BEDFORD-STUYVESANT — A growing open mic night in Bed-Stuy promises to bring a new scene for artists to network and grow in New York.
Limelight is a new feature at the Corlette restaurant and lounge, at 193 Nostrand Ave., where artists of all stripes can take the stage to showcase their skills in spoken word, music and even comedy while networking in an intimate setting, organizer Barry Greene said.
"You've got too many open mics where you don't know a person's name, where they're from," Greene said. "There's no better place for creatives to get that type of experience than when you're all under one roof."
A Richmond, Va., native, Greene said he began performing neo-soul R&B in his hometown after being inspired by artists like D'Angelo, Erykah Badu and Maxwell, eventually starting his own popular open mic night which has as many as 150 regulars.
The 25-year-old artist — who goes by the name "Barry Barz" — relocated to New York shortly after meeting his girlfriend. They live in Crown Heights.
"I just saw how people enjoyed the craft," Greene said. "What would it be like if we did it here in Brooklyn, where people didn't have to go into the city to get the same experience?"
Limelight was born in February at Corlette. Greene said 30 people showed up to watch as spoken word artists performed for the crowd.
It was there Greene met another young performer, 24-year-old spoken word artist Arbed Marie, who ran her own open mic in Crown Heights before losing her venue.
"I was really looking for a platform," Marie said. "I would travel to other open mics to see the scene, perform and kind of build a following."
The two agreed to work together and Greene said his new partner's enthusiasm helped the night expand.
Shows at Limelight have attracted between 30 and 60 people a week since starting up in February. Each week, artists begin to file in around 6 p.m. for an hour-long networking session before the open mic portion begins.
After open mic, a featured artist takes the stage for a 25-minute set.
Greene wants to expand Limelight to other cities and livestream them together — he still makes the six-and-a-half-hour trip to Richmond twice a month and hopes to start another open mic in Washington, D.C.

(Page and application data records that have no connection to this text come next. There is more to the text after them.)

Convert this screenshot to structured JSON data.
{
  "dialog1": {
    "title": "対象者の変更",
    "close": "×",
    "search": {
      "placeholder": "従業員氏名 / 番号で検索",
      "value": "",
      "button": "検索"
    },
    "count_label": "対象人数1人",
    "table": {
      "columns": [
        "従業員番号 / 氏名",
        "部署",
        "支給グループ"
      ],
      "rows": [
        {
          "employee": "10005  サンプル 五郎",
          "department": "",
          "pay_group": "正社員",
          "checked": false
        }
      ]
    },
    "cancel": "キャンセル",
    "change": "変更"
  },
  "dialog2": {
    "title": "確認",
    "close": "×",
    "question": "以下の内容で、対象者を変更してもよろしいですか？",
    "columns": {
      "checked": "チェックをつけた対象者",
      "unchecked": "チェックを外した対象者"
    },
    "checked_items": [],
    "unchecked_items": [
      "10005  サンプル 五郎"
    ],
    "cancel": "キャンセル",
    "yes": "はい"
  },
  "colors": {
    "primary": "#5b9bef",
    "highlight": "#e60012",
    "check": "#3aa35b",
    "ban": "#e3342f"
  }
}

"I'm a firm believer that if someone can connect with you outside your craft, then you have them as a friend, and they'll always support you," Greene said.